Lines that include "canvas" make up the answer; copy all of them from the data below.

Given data —
....

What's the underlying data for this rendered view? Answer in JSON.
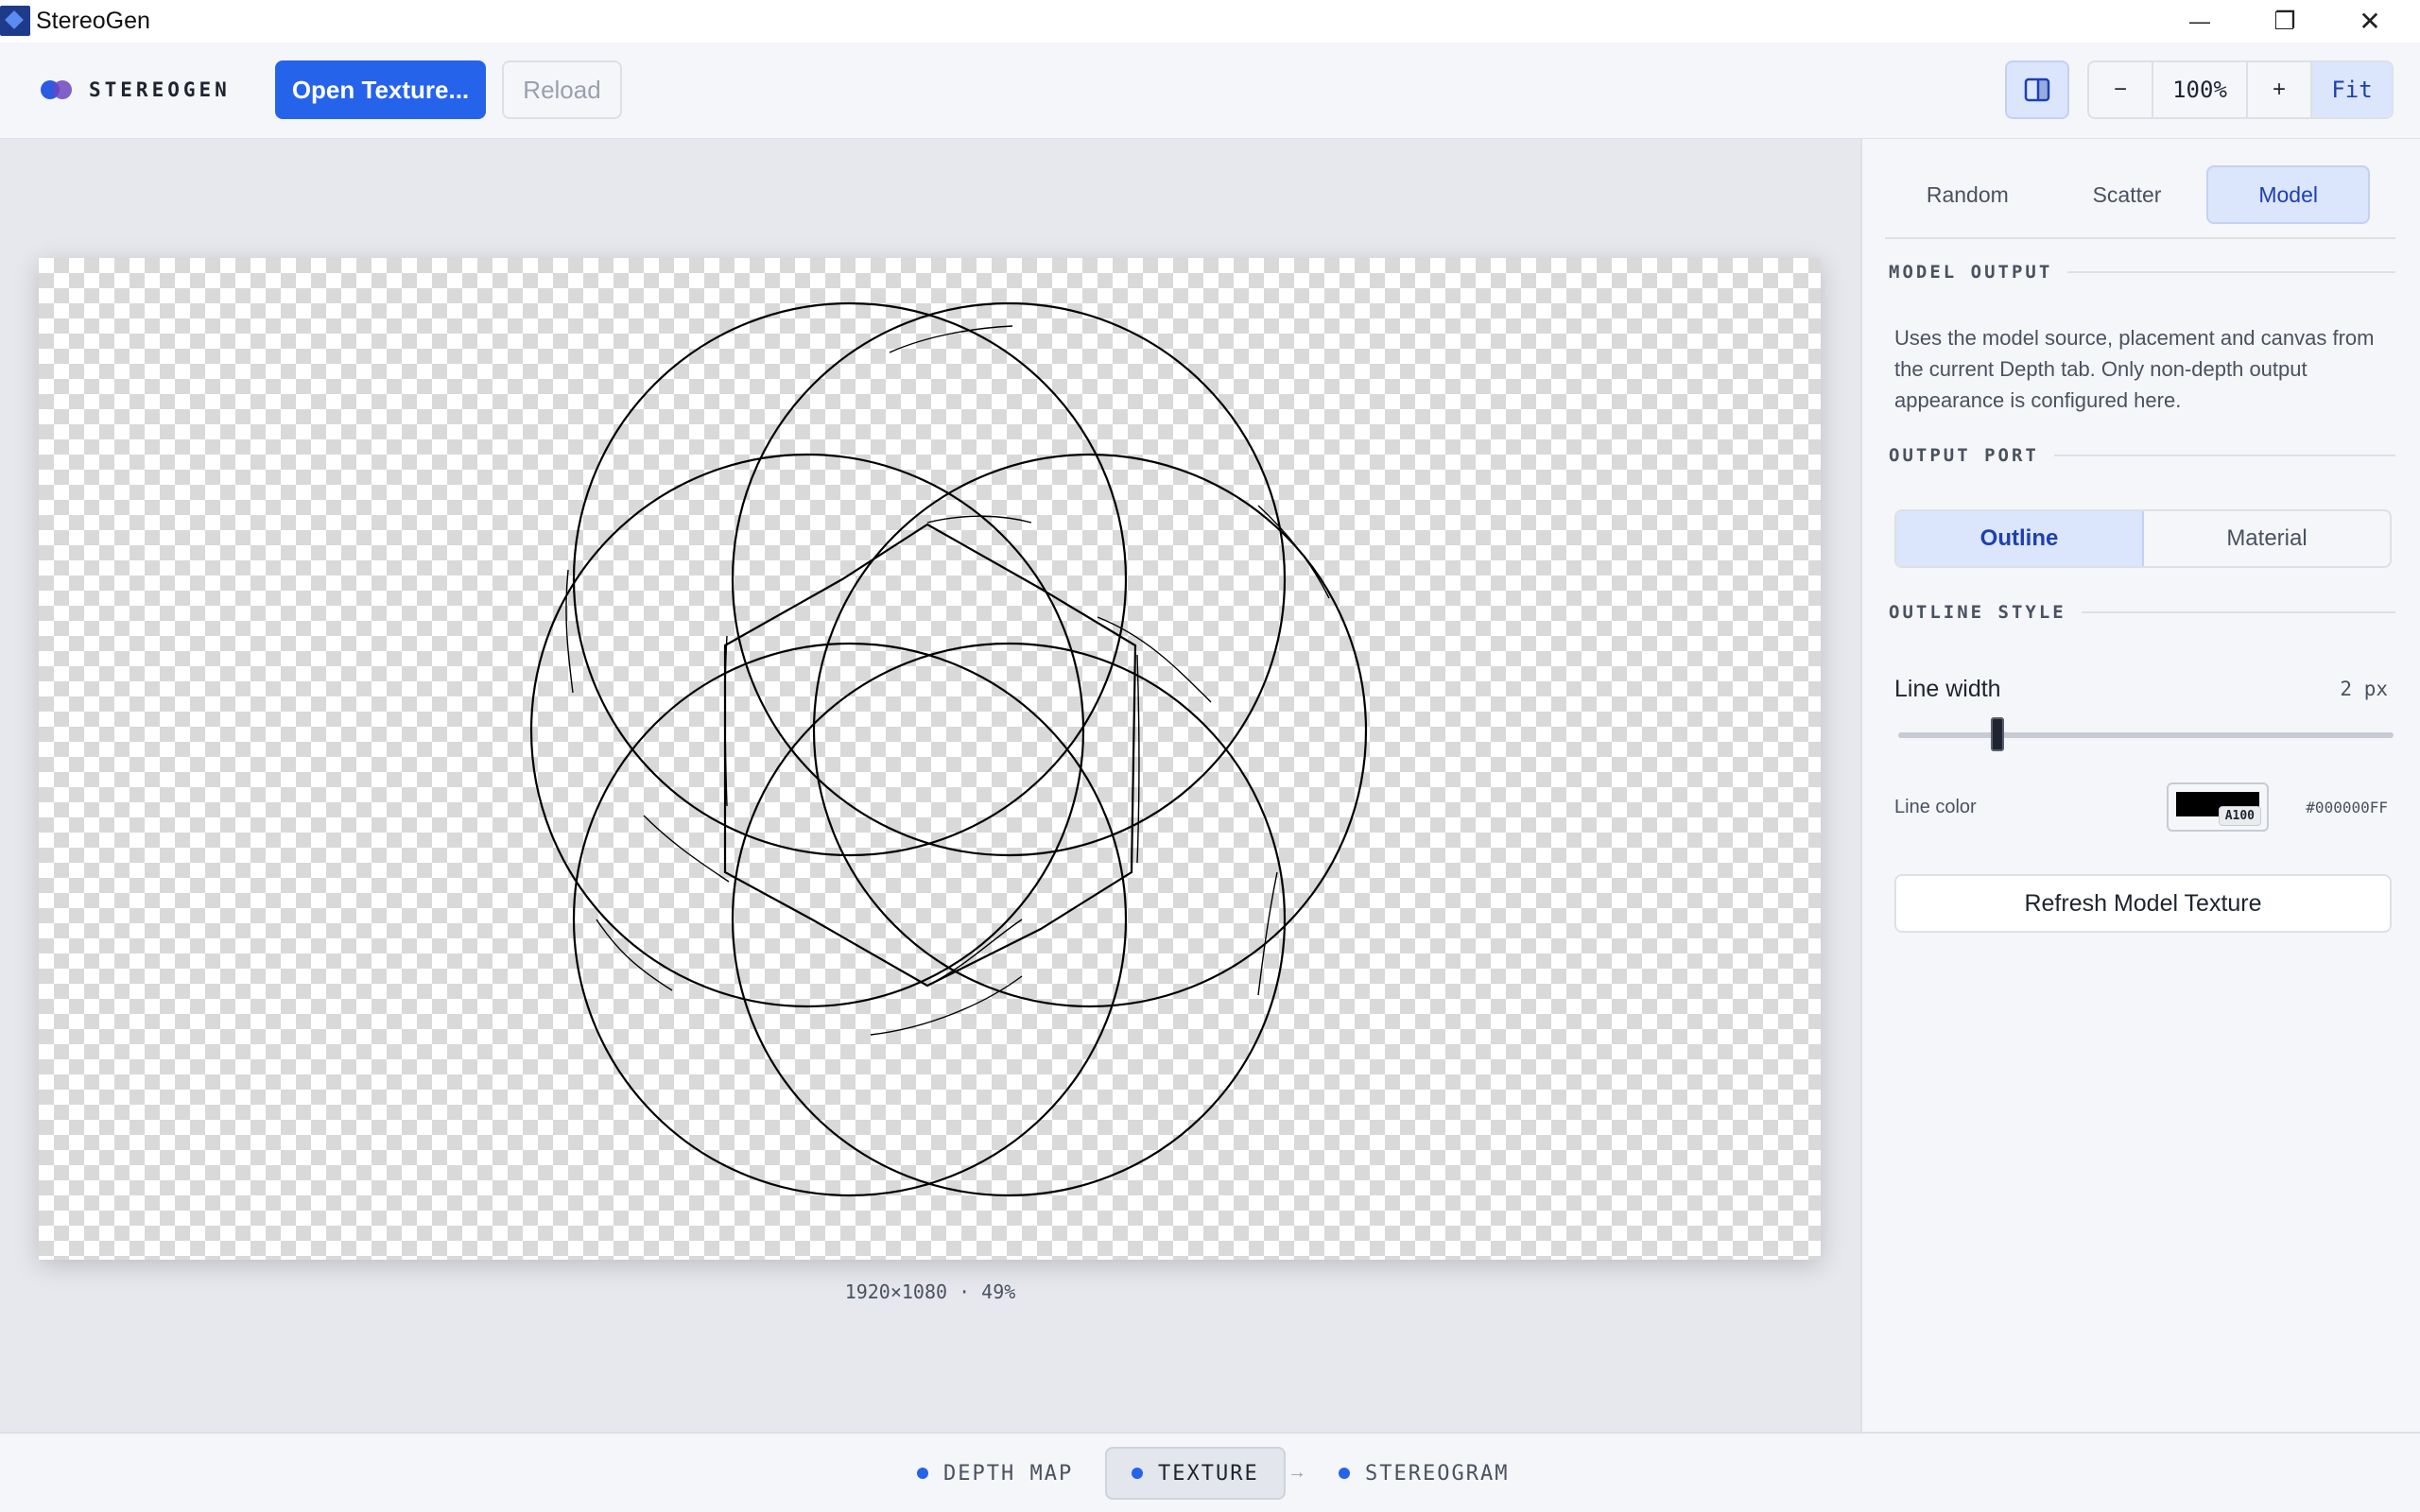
{
  "window": {
    "title": "StereoGen",
    "minimize_glyph": "—",
    "maximize_glyph": "❐",
    "close_glyph": "✕"
  },
  "toolbar": {
    "brand": "STEREOGEN",
    "open_texture": "Open Texture...",
    "reload": "Reload",
    "zoom_out": "−",
    "zoom_level": "100%",
    "zoom_in": "+",
    "fit": "Fit"
  },
  "canvas": {
    "caption": "1920×1080 · 49%"
  },
  "panel": {
    "tabs": [
      {
        "label": "Random",
        "active": false
      },
      {
        "label": "Scatter",
        "active": false
      },
      {
        "label": "Model",
        "active": true
      }
    ],
    "model_output": {
      "heading": "MODEL OUTPUT",
      "description": "Uses the model source, placement and canvas from the current Depth tab. Only non-depth output appearance is configured here."
    },
    "output_port": {
      "heading": "OUTPUT PORT",
      "options": [
        {
          "label": "Outline",
          "active": true
        },
        {
          "label": "Material",
          "active": false
        }
      ]
    },
    "outline_style": {
      "heading": "OUTLINE STYLE",
      "line_width_label": "Line width",
      "line_width_value": "2 px",
      "line_width_fraction": 0.2,
      "line_color_label": "Line color",
      "line_color_badge": "A100",
      "line_color_hex": "#000000FF",
      "line_color": "#000000"
    },
    "refresh_button": "Refresh Model Texture"
  },
  "pipeline": {
    "steps": [
      {
        "label": "DEPTH MAP",
        "active": false
      },
      {
        "label": "TEXTURE",
        "active": true
      },
      {
        "label": "STEREOGRAM",
        "active": false
      }
    ],
    "arrow": "→"
  },
  "colors": {
    "accent": "#2563eb",
    "accent_soft": "#dbe5fb",
    "accent_text": "#1e40af"
  }
}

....

Exercise output —
  "canvas": {
      "description": "Uses the model source, placement and canvas from the current Depth tab. Only non-depth output appearance is configured here."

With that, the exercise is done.